__DIRECTIONS__: All of the data is to be repeated verbatim.

__Records from a dataset__:
++++
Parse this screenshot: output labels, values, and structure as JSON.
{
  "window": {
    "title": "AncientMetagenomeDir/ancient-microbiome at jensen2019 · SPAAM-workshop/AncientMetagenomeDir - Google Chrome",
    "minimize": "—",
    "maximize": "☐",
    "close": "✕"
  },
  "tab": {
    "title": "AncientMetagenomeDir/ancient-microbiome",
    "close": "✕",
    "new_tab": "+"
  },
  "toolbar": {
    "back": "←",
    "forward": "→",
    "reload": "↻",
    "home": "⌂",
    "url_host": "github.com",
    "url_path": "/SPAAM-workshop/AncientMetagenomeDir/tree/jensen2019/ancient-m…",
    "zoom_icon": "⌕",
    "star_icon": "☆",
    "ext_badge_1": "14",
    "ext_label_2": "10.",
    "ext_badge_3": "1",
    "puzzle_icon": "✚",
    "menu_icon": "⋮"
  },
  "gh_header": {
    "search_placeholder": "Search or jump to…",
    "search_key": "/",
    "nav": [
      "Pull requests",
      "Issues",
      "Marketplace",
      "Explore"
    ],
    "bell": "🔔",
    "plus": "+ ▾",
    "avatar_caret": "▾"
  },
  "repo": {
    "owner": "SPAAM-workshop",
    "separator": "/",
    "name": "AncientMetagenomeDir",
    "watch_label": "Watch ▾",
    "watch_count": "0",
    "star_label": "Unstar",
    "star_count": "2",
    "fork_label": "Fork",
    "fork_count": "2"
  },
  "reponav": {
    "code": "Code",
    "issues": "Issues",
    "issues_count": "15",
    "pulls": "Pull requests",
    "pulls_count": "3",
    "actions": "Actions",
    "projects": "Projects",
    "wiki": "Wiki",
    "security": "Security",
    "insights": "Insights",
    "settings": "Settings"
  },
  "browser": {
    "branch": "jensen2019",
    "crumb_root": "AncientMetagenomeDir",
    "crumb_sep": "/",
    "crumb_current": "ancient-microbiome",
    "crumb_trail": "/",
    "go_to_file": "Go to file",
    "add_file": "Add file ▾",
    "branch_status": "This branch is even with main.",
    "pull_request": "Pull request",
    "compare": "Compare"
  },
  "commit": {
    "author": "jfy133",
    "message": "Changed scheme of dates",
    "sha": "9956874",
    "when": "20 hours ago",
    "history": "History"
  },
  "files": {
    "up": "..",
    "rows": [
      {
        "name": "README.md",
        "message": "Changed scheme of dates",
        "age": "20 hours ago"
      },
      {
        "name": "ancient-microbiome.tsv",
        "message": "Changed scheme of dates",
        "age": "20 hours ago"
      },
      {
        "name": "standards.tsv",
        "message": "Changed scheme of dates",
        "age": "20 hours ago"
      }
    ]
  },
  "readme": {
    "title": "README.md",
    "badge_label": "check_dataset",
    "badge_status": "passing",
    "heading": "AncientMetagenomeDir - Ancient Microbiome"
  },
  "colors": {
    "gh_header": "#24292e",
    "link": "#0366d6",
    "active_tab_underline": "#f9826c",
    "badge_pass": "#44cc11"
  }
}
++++
__RESPONSE AREA__:
Parse this screenshot: output labels, values, and structure as JSON.
{
  "window": {
    "title": "AncientMetagenomeDir/ancient-microbiome at jensen2019 · SPAAM-workshop/AncientMetagenomeDir - Google Chrome",
    "minimize": "—",
    "maximize": "☐",
    "close": "✕"
  },
  "tab": {
    "title": "AncientMetagenomeDir/ancient-microbiome",
    "close": "✕",
    "new_tab": "+"
  },
  "toolbar": {
    "back": "←",
    "forward": "→",
    "reload": "↻",
    "home": "⌂",
    "url_host": "github.com",
    "url_path": "/SPAAM-workshop/AncientMetagenomeDir/tree/jensen2019/ancient-m…",
    "zoom_icon": "⌕",
    "star_icon": "☆",
    "ext_badge_1": "14",
    "ext_label_2": "10.",
    "ext_badge_3": "1",
    "puzzle_icon": "✚",
    "menu_icon": "⋮"
  },
  "gh_header": {
    "search_placeholder": "Search or jump to…",
    "search_key": "/",
    "nav": [
      "Pull requests",
      "Issues",
      "Marketplace",
      "Explore"
    ],
    "bell": "🔔",
    "plus": "+ ▾",
    "avatar_caret": "▾"
  },
  "repo": {
    "owner": "SPAAM-workshop",
    "separator": "/",
    "name": "AncientMetagenomeDir",
    "watch_label": "Watch ▾",
    "watch_count": "0",
    "star_label": "Unstar",
    "star_count": "2",
    "fork_label": "Fork",
    "fork_count": "2"
  },
  "reponav": {
    "code": "Code",
    "issues": "Issues",
    "issues_count": "15",
    "pulls": "Pull requests",
    "pulls_count": "3",
    "actions": "Actions",
    "projects": "Projects",
    "wiki": "Wiki",
    "security": "Security",
    "insights": "Insights",
    "settings": "Settings"
  },
  "browser": {
    "branch": "jensen2019",
    "crumb_root": "AncientMetagenomeDir",
    "crumb_sep": "/",
    "crumb_current": "ancient-microbiome",
    "crumb_trail": "/",
    "go_to_file": "Go to file",
    "add_file": "Add file ▾",
    "branch_status": "This branch is even with main.",
    "pull_request": "Pull request",
    "compare": "Compare"
  },
  "commit": {
    "author": "jfy133",
    "message": "Changed scheme of dates",
    "sha": "9956874",
    "when": "20 hours ago",
    "history": "History"
  },
  "files": {
    "up": "..",
    "rows": [
      {
        "name": "README.md",
        "message": "Changed scheme of dates",
        "age": "20 hours ago"
      },
      {
        "name": "ancient-microbiome.tsv",
        "message": "Changed scheme of dates",
        "age": "20 hours ago"
      },
      {
        "name": "standards.tsv",
        "message": "Changed scheme of dates",
        "age": "20 hours ago"
      }
    ]
  },
  "readme": {
    "title": "README.md",
    "badge_label": "check_dataset",
    "badge_status": "passing",
    "heading": "AncientMetagenomeDir - Ancient Microbiome"
  },
  "colors": {
    "gh_header": "#24292e",
    "link": "#0366d6",
    "active_tab_underline": "#f9826c",
    "badge_pass": "#44cc11"
  }
}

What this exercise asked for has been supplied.